* [AVAILABLE DATA]:
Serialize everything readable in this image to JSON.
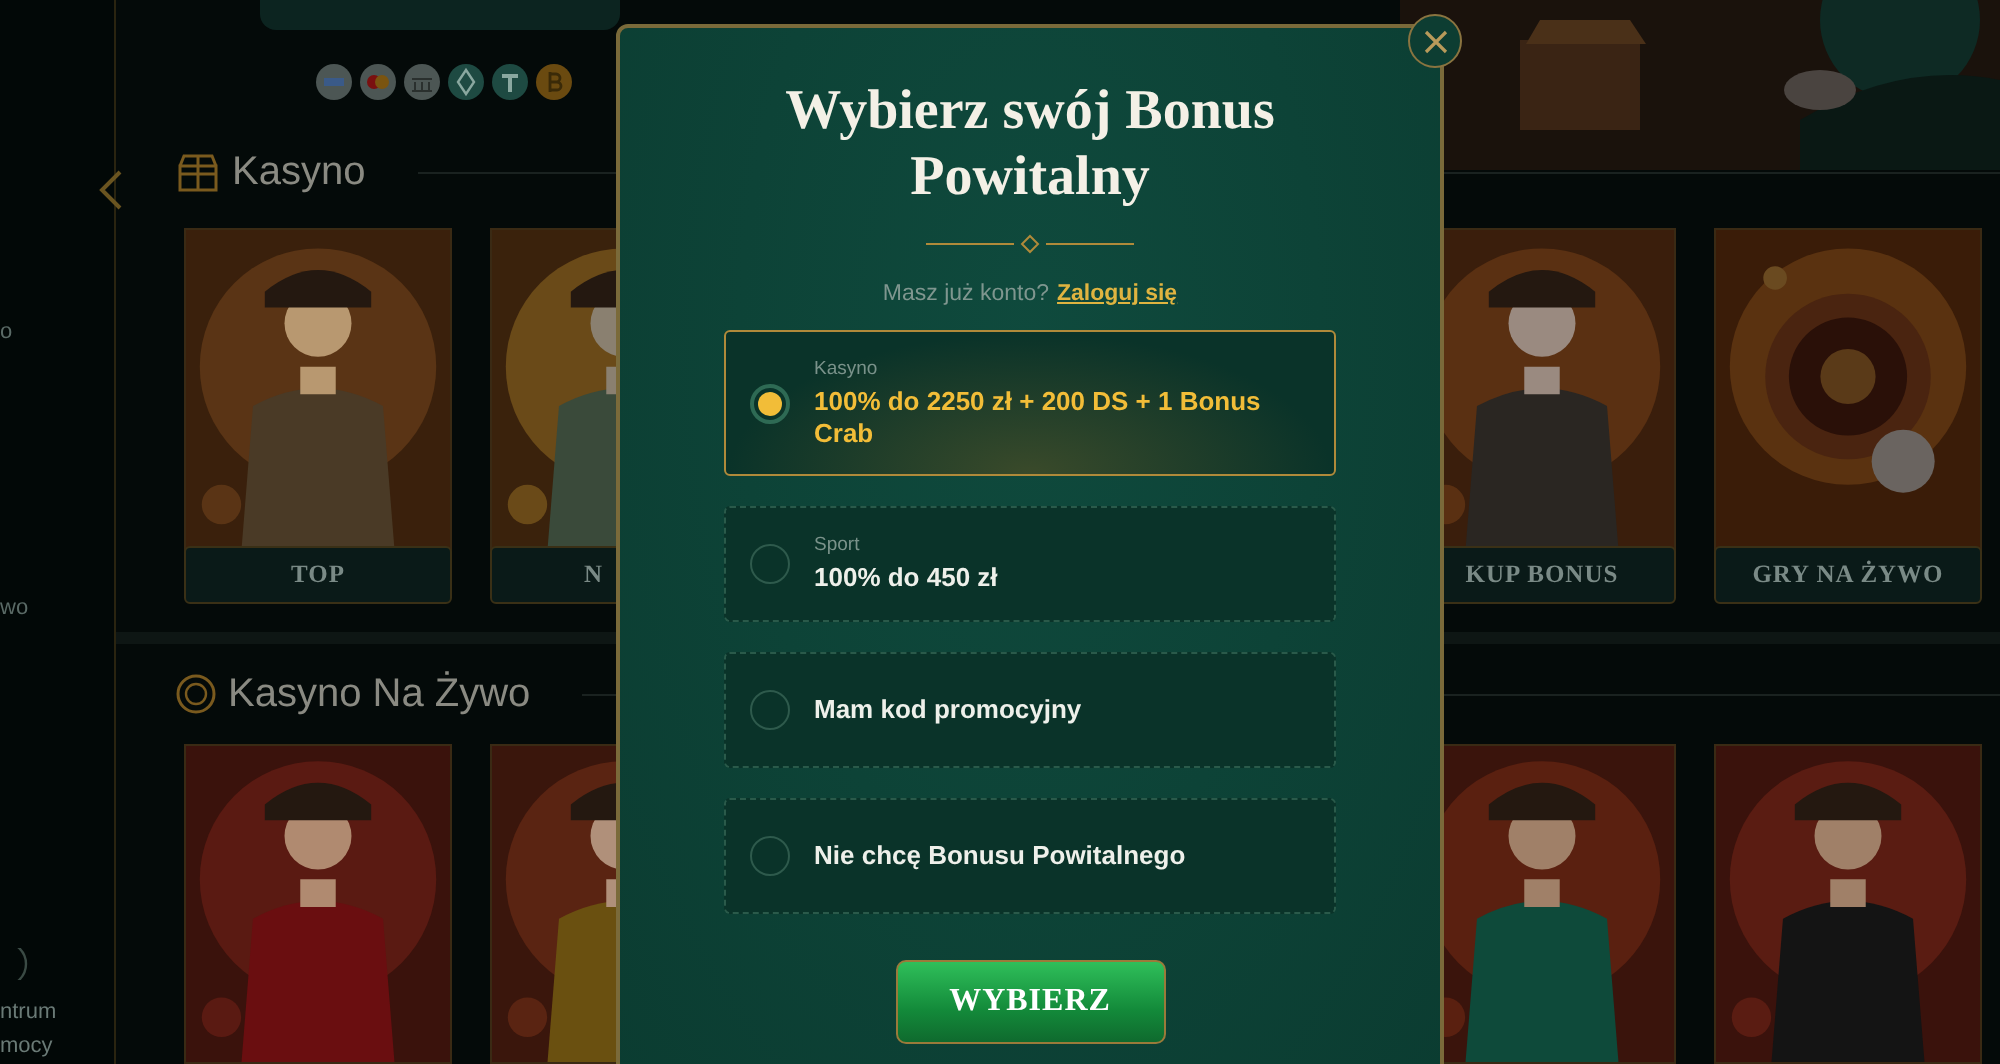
{
  "sidebar": {
    "items": [
      {
        "label": "o"
      },
      {
        "label": "wo"
      }
    ],
    "help_lines": [
      "ntrum",
      "mocy"
    ]
  },
  "sections": [
    {
      "title": "Kasyno",
      "cards": [
        {
          "kind": "picture",
          "label": "TOP"
        },
        {
          "kind": "picture",
          "label": "N"
        },
        {
          "kind": "picture",
          "label": "KUP BONUS"
        },
        {
          "kind": "picture",
          "label": "GRY NA ŻYWO"
        }
      ]
    },
    {
      "title": "Kasyno Na Żywo"
    }
  ],
  "modal": {
    "title": "Wybierz swój Bonus Powitalny",
    "login_prompt": "Masz już konto?",
    "login_link": "Zaloguj się",
    "options": [
      {
        "category": "Kasyno",
        "title": "100% do 2250 zł + 200 DS + 1 Bonus Crab",
        "selected": true
      },
      {
        "category": "Sport",
        "title": "100% do 450 zł",
        "selected": false
      },
      {
        "title": "Mam kod promocyjny",
        "selected": false
      },
      {
        "title": "Nie chcę Bonusu Powitalnego",
        "selected": false
      }
    ],
    "submit": "WYBIERZ"
  }
}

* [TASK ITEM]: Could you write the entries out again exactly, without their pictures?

* [RESPONSE TO THE TASK]:
Serialize everything readable in this image to JSON.
{
  "sidebar": {
    "items": [
      {
        "label": "o"
      },
      {
        "label": "wo"
      }
    ],
    "help_lines": [
      "ntrum",
      "mocy"
    ]
  },
  "sections": [
    {
      "title": "Kasyno",
      "cards": [
        {
          "kind": "picture",
          "label": "TOP"
        },
        {
          "kind": "picture",
          "label": "N"
        },
        {
          "kind": "picture",
          "label": "KUP BONUS"
        },
        {
          "kind": "picture",
          "label": "GRY NA ŻYWO"
        }
      ]
    },
    {
      "title": "Kasyno Na Żywo"
    }
  ],
  "modal": {
    "title": "Wybierz swój Bonus Powitalny",
    "login_prompt": "Masz już konto?",
    "login_link": "Zaloguj się",
    "options": [
      {
        "category": "Kasyno",
        "title": "100% do 2250 zł + 200 DS + 1 Bonus Crab",
        "selected": true
      },
      {
        "category": "Sport",
        "title": "100% do 450 zł",
        "selected": false
      },
      {
        "title": "Mam kod promocyjny",
        "selected": false
      },
      {
        "title": "Nie chcę Bonusu Powitalnego",
        "selected": false
      }
    ],
    "submit": "WYBIERZ"
  }
}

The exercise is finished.